=== REQUIRED ACTION ===
Look through the data below. Collect every line where the word "image" occurs.

Data records for software interfaces:
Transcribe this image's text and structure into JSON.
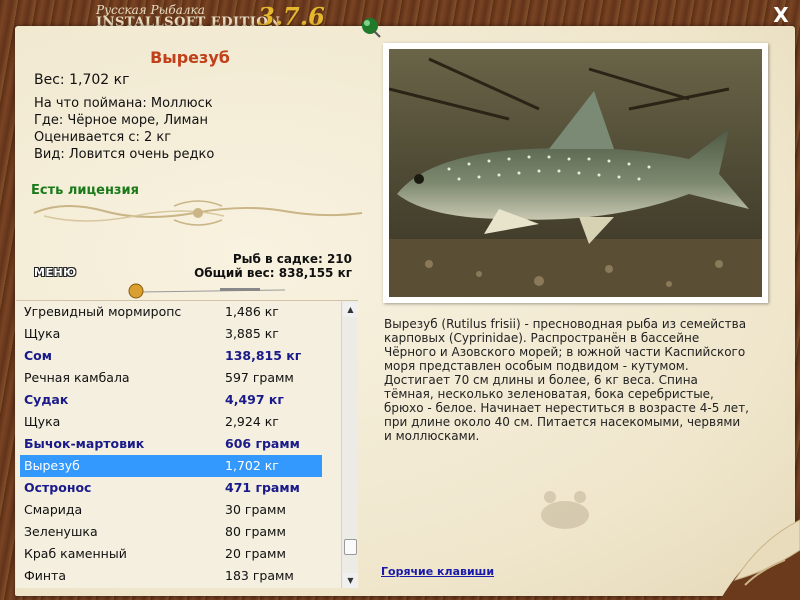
{
  "app": {
    "title_line1": "Русская Рыбалка",
    "title_line2": "INSTALLSOFT EDITION",
    "version": "3.7.6",
    "close_label": "X"
  },
  "fish": {
    "name": "Вырезуб",
    "weight": "Вес: 1,702 кг",
    "bait": "На что поймана: Моллюск",
    "location": "Где: Чёрное море, Лиман",
    "valued_from": "Оценивается с: 2 кг",
    "rarity": "Вид: Ловится очень редко",
    "license": "Есть лицензия"
  },
  "stats": {
    "fish_in_keepnet": "Рыб в садке: 210",
    "total_weight": "Общий вес: 838,155 кг"
  },
  "menu_label": "МЕНЮ",
  "list": [
    {
      "name": "Угревидный мормиропс",
      "weight": "1,486 кг",
      "bold": false
    },
    {
      "name": "Щука",
      "weight": "3,885 кг",
      "bold": false
    },
    {
      "name": "Сом",
      "weight": "138,815 кг",
      "bold": true
    },
    {
      "name": "Речная камбала",
      "weight": "597 грамм",
      "bold": false
    },
    {
      "name": "Судак",
      "weight": "4,497 кг",
      "bold": true
    },
    {
      "name": "Щука",
      "weight": "2,924 кг",
      "bold": false
    },
    {
      "name": "Бычок-мартовик",
      "weight": "606 грамм",
      "bold": true
    },
    {
      "name": "Вырезуб",
      "weight": "1,702 кг",
      "bold": false,
      "selected": true
    },
    {
      "name": "Остронос",
      "weight": "471 грамм",
      "bold": true
    },
    {
      "name": "Смарида",
      "weight": "30 грамм",
      "bold": false
    },
    {
      "name": "Зеленушка",
      "weight": "80 грамм",
      "bold": false
    },
    {
      "name": "Краб каменный",
      "weight": "20 грамм",
      "bold": false
    },
    {
      "name": "Финта",
      "weight": "183 грамм",
      "bold": false
    }
  ],
  "description": "Вырезуб (Rutilus frisii) - пресноводная рыба из семейства карповых (Cyprinidae). Распространён в бассейне Чёрного и Азовского морей; в южной части Каспийского моря представлен особым подвидом - кутумом. Достигает 70 см длины и более, 6 кг веса. Спина тёмная, несколько зеленоватая, бока серебристые, брюхо - белое. Начинает нереститься в возрасте 4-5 лет, при длине около 40 см. Питается насекомыми, червями и моллюсками.",
  "hotkeys_label": "Горячие клавиши",
  "colors": {
    "title_red": "#c0401a",
    "license_green": "#1a7a1a",
    "bold_blue": "#1a1a8a",
    "selection": "#3399ff",
    "version_gold": "#e6b830"
  }
}
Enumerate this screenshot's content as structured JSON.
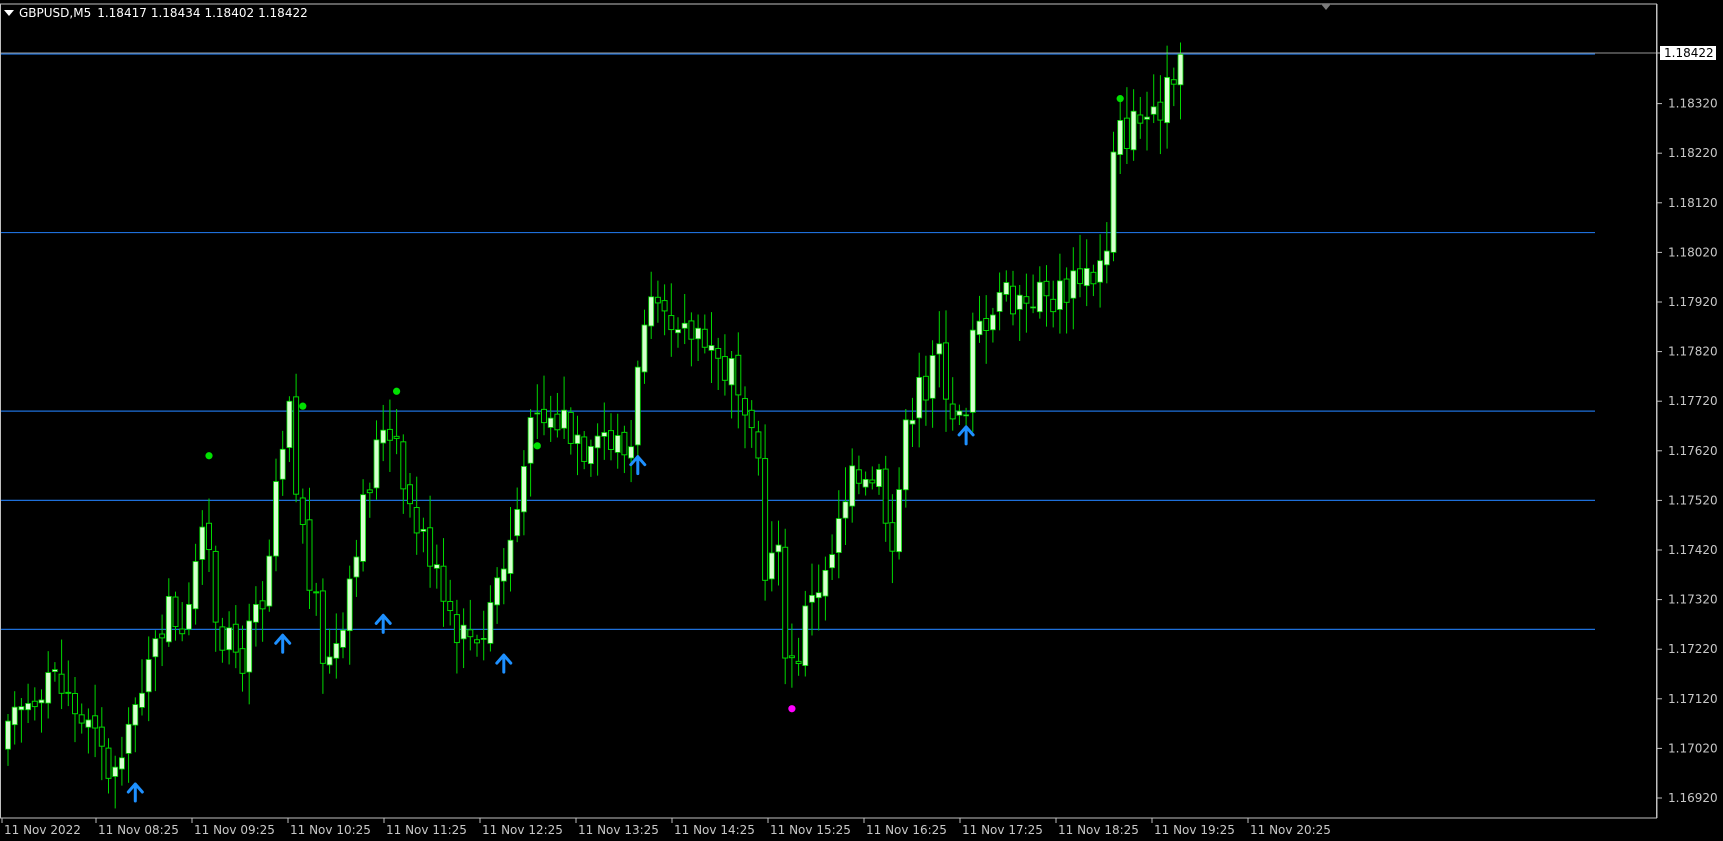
{
  "header": {
    "symbol": "GBPUSD,M5",
    "open": "1.18417",
    "high": "1.18434",
    "low": "1.18402",
    "close": "1.18422"
  },
  "colors": {
    "background": "#000000",
    "candle": "#00d800",
    "bull_body": "#ffffff",
    "bull_fill": "#d8ffd0",
    "grid_axis": "#c0c0c0",
    "level_line": "#1e6fd9",
    "up_arrow": "#1e90ff",
    "swing_high_dot": "#00e000",
    "swing_low_dot": "#ff00ff",
    "axis_text": "#c8c8c8",
    "price_label_bg": "#000000"
  },
  "price_axis": {
    "labels": [
      "1.18422",
      "1.18320",
      "1.18220",
      "1.18120",
      "1.18020",
      "1.17920",
      "1.17820",
      "1.17720",
      "1.17620",
      "1.17520",
      "1.17420",
      "1.17320",
      "1.17220",
      "1.17120",
      "1.17020",
      "1.16920"
    ],
    "current_price": "1.18422",
    "min": 1.1688,
    "max": 1.1847
  },
  "time_axis": {
    "labels": [
      "11 Nov 2022",
      "11 Nov 08:25",
      "11 Nov 09:25",
      "11 Nov 10:25",
      "11 Nov 11:25",
      "11 Nov 12:25",
      "11 Nov 13:25",
      "11 Nov 14:25",
      "11 Nov 15:25",
      "11 Nov 16:25",
      "11 Nov 17:25",
      "11 Nov 18:25",
      "11 Nov 19:25",
      "11 Nov 20:25"
    ]
  },
  "chart_data": {
    "type": "candlestick",
    "timeframe": "M5",
    "symbol": "GBPUSD",
    "horizontal_levels": [
      1.1842,
      1.1806,
      1.177,
      1.1752,
      1.1726
    ],
    "close_path": [
      [
        0,
        1.1704
      ],
      [
        3,
        1.1712
      ],
      [
        6,
        1.1718
      ],
      [
        9,
        1.1712
      ],
      [
        12,
        1.1706
      ],
      [
        15,
        1.1698
      ],
      [
        17,
        1.1696
      ],
      [
        18,
        1.1711
      ],
      [
        20,
        1.171
      ],
      [
        22,
        1.1727
      ],
      [
        24,
        1.173
      ],
      [
        26,
        1.1728
      ],
      [
        28,
        1.1741
      ],
      [
        30,
        1.1744
      ],
      [
        31,
        1.173
      ],
      [
        33,
        1.1722
      ],
      [
        35,
        1.1721
      ],
      [
        37,
        1.1728
      ],
      [
        38,
        1.1728
      ],
      [
        40,
        1.1752
      ],
      [
        42,
        1.1769
      ],
      [
        43,
        1.1754
      ],
      [
        44,
        1.1746
      ],
      [
        45,
        1.1736
      ],
      [
        47,
        1.1722
      ],
      [
        48,
        1.172
      ],
      [
        50,
        1.173
      ],
      [
        52,
        1.1745
      ],
      [
        54,
        1.1755
      ],
      [
        56,
        1.1768
      ],
      [
        58,
        1.1766
      ],
      [
        60,
        1.1751
      ],
      [
        62,
        1.1744
      ],
      [
        64,
        1.1741
      ],
      [
        66,
        1.173
      ],
      [
        68,
        1.1725
      ],
      [
        70,
        1.1726
      ],
      [
        71,
        1.1726
      ],
      [
        73,
        1.1737
      ],
      [
        74,
        1.1738
      ],
      [
        76,
        1.1751
      ],
      [
        77,
        1.1763
      ],
      [
        79,
        1.1767
      ],
      [
        81,
        1.1768
      ],
      [
        83,
        1.1769
      ],
      [
        86,
        1.1764
      ],
      [
        88,
        1.1769
      ],
      [
        90,
        1.1764
      ],
      [
        92,
        1.1762
      ],
      [
        93,
        1.1764
      ],
      [
        94,
        1.1782
      ],
      [
        96,
        1.1789
      ],
      [
        98,
        1.1786
      ],
      [
        100,
        1.1783
      ],
      [
        102,
        1.1786
      ],
      [
        104,
        1.1787
      ],
      [
        106,
        1.178
      ],
      [
        108,
        1.1778
      ],
      [
        110,
        1.1765
      ],
      [
        112,
        1.176
      ],
      [
        113,
        1.174
      ],
      [
        115,
        1.174
      ],
      [
        116,
        1.1724
      ],
      [
        117,
        1.172
      ],
      [
        118,
        1.1722
      ],
      [
        120,
        1.1735
      ],
      [
        122,
        1.1736
      ],
      [
        124,
        1.1746
      ],
      [
        126,
        1.1755
      ],
      [
        127,
        1.1757
      ],
      [
        128,
        1.1759
      ],
      [
        130,
        1.1757
      ],
      [
        132,
        1.1746
      ],
      [
        134,
        1.1765
      ],
      [
        136,
        1.178
      ],
      [
        137,
        1.1774
      ],
      [
        139,
        1.1782
      ],
      [
        141,
        1.1771
      ],
      [
        143,
        1.1767
      ],
      [
        144,
        1.1784
      ],
      [
        146,
        1.179
      ],
      [
        148,
        1.1795
      ],
      [
        149,
        1.1794
      ],
      [
        151,
        1.1793
      ],
      [
        153,
        1.1794
      ],
      [
        155,
        1.1793
      ],
      [
        157,
        1.1794
      ],
      [
        158,
        1.1796
      ],
      [
        160,
        1.1799
      ],
      [
        162,
        1.1798
      ],
      [
        164,
        1.1801
      ],
      [
        165,
        1.182
      ],
      [
        166,
        1.1826
      ],
      [
        168,
        1.1828
      ],
      [
        170,
        1.183
      ],
      [
        171,
        1.1827
      ],
      [
        173,
        1.1838
      ],
      [
        174,
        1.184
      ],
      [
        175,
        1.1842
      ]
    ],
    "signals": {
      "up_arrows": [
        [
          19,
          1.1693
        ],
        [
          41,
          1.1723
        ],
        [
          56,
          1.1727
        ],
        [
          74,
          1.1719
        ],
        [
          94,
          1.1759
        ],
        [
          143,
          1.1765
        ]
      ],
      "swing_highs": [
        [
          30,
          1.1761
        ],
        [
          44,
          1.1771
        ],
        [
          58,
          1.1774
        ],
        [
          79,
          1.1763
        ],
        [
          166,
          1.1833
        ]
      ],
      "swing_lows": [
        [
          117,
          1.171
        ]
      ]
    }
  }
}
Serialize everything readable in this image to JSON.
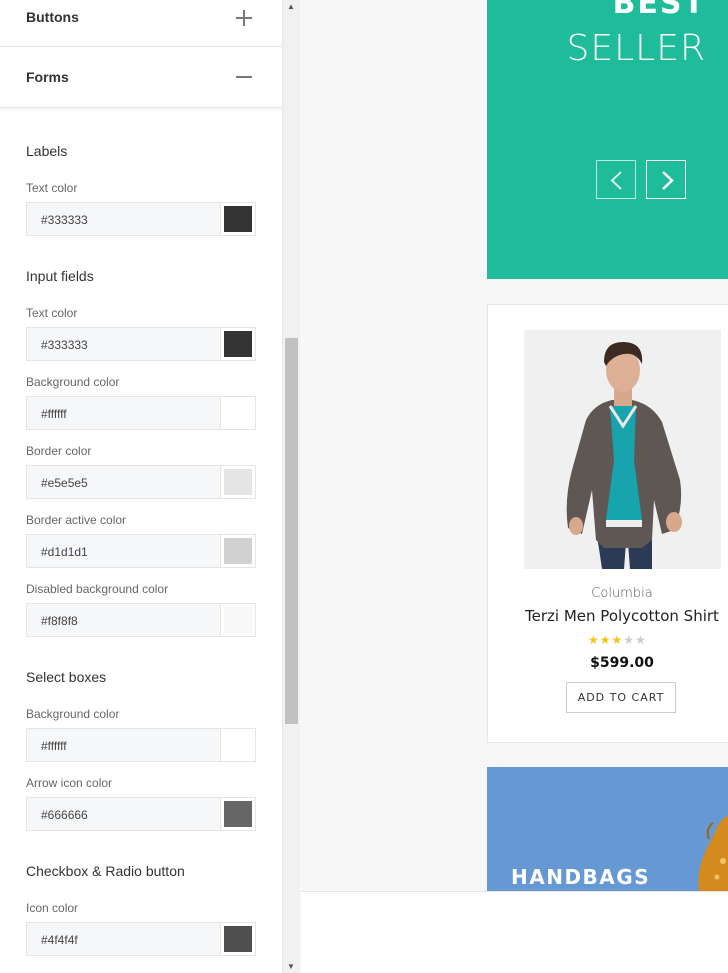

=== RESPONSE TO THE TASK ===
Transcribe this image's text and structure into JSON.
Serialize everything readable in this image to JSON.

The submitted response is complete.